1929 Travelaire airplane like the one Pappy and Betty were married in.Pappy Young

During WW II Pappy saw duty on Guadalcanal, New Zealand, and was with the Fifth Marine Division on Iwo Jima. Pappy proudly told of witnessing the historic flag raising on Mt. Surabachi. After Iwo Jima was secured and Japan surrendered, he went to Kyushu, Japan as part of the occupation force.Pappy Young

Upon returning from Japan, Pappy was stationed at MCRD, San Diego. He used his GI Bill to take flying lessons, went on to become a certified flight instructor, and taught many of his friends how to fly. In 1949 he was transferred to Parris Island, SC, and later went to Camp Lejeune, NC. While in North Carolina he applied for a change of MOS and was sent to Olathe, KS for training as an Air Traffic Controller. After graduation he was assigned to El Toro, CA and later transferred to duty in Korea.

Pappy retired from the Marines at MCAS Beaufort, SC and he and Betty moved to Oceanside, California where he worked for several years as a meat cutter at the Commissary at Camp Pendleton. During this time he and Betty bought their home in Oceanside where they lived the rest of their lives. At this time Mickey was living on Camp Pendleton with 2 children. Skip was at El Toro.Pappy Young

In retirement Pappy and Betty were active in the Oceanside Carlsbad Coin Club. He had a Plexiglas business where he manufactured hundreds of coin holders and custom items for coin collectors. They traveled to Hawaii, Hong Kong, Japan and several other countries with their coin collector friends, attending coin shows. He became active in the Marine Air Traffic Control Association (MATCA), attending reunions across the country. Betty traveled with him until she became ill. She passed away in 1998.Pappy Young

Pappy loved to paint landscape scenes and collected old greeting cards. He would share his paintings and cards by scanning them and sending them out to friends on the Internet. He made copies of his mother?s old post card type greeting cards.

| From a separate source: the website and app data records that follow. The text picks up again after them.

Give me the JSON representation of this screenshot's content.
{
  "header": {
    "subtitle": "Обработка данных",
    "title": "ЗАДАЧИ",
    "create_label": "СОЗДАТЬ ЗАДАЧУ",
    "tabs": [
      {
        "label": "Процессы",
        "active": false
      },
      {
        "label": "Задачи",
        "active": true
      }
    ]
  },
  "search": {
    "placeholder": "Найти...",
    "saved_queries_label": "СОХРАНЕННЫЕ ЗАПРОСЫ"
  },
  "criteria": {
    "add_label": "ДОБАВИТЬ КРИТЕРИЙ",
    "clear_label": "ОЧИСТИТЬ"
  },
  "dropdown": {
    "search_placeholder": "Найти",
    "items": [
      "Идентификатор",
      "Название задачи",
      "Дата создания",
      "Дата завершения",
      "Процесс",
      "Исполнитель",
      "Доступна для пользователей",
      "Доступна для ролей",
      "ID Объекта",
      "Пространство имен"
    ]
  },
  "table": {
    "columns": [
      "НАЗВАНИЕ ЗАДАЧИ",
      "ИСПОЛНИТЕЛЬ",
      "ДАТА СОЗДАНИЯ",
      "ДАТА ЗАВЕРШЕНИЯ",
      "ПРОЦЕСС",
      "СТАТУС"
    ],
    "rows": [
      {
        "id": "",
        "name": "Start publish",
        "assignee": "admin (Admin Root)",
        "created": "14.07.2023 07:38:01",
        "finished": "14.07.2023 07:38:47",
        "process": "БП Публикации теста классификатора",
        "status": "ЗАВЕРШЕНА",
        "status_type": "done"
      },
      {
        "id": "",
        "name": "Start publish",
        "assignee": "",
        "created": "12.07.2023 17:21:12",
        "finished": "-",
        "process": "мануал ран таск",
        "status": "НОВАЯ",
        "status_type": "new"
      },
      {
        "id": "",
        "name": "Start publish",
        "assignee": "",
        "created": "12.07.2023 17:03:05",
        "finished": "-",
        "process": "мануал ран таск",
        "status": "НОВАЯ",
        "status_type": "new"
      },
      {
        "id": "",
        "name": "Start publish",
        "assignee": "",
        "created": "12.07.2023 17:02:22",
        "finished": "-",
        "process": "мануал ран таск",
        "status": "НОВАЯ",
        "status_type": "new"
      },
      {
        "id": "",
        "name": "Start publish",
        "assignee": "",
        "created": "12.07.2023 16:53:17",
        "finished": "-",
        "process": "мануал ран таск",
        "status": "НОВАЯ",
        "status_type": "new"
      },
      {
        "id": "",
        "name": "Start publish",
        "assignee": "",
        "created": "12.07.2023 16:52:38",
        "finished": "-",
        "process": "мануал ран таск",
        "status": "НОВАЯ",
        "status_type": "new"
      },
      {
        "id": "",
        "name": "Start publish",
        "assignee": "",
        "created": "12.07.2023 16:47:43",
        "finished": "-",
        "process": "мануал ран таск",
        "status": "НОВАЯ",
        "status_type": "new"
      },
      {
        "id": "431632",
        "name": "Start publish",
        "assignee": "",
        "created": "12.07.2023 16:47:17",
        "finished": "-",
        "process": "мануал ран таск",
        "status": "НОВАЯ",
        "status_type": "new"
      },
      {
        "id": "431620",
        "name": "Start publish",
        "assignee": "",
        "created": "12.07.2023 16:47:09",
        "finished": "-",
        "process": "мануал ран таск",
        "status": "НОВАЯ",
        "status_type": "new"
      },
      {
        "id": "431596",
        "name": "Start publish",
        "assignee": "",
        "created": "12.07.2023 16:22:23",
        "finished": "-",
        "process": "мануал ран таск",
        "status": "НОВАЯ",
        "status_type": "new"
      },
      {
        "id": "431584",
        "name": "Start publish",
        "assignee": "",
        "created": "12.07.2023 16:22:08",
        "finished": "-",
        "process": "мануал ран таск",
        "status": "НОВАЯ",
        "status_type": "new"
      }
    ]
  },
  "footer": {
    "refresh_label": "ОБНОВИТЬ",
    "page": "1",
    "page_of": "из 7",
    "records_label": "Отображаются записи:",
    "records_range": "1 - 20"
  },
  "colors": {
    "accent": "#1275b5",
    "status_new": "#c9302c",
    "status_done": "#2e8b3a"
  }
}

He loved all kinds of electronics and had half a dozen computers and related equipment, always keeping up with the latest advancements. He kept up constant e-mail communications with his family, friends and the MATCA group.

Semper Fi Pappy

Sgt Grit wants to hear from you! Leave your comments below or submit your own story!

Leave a comment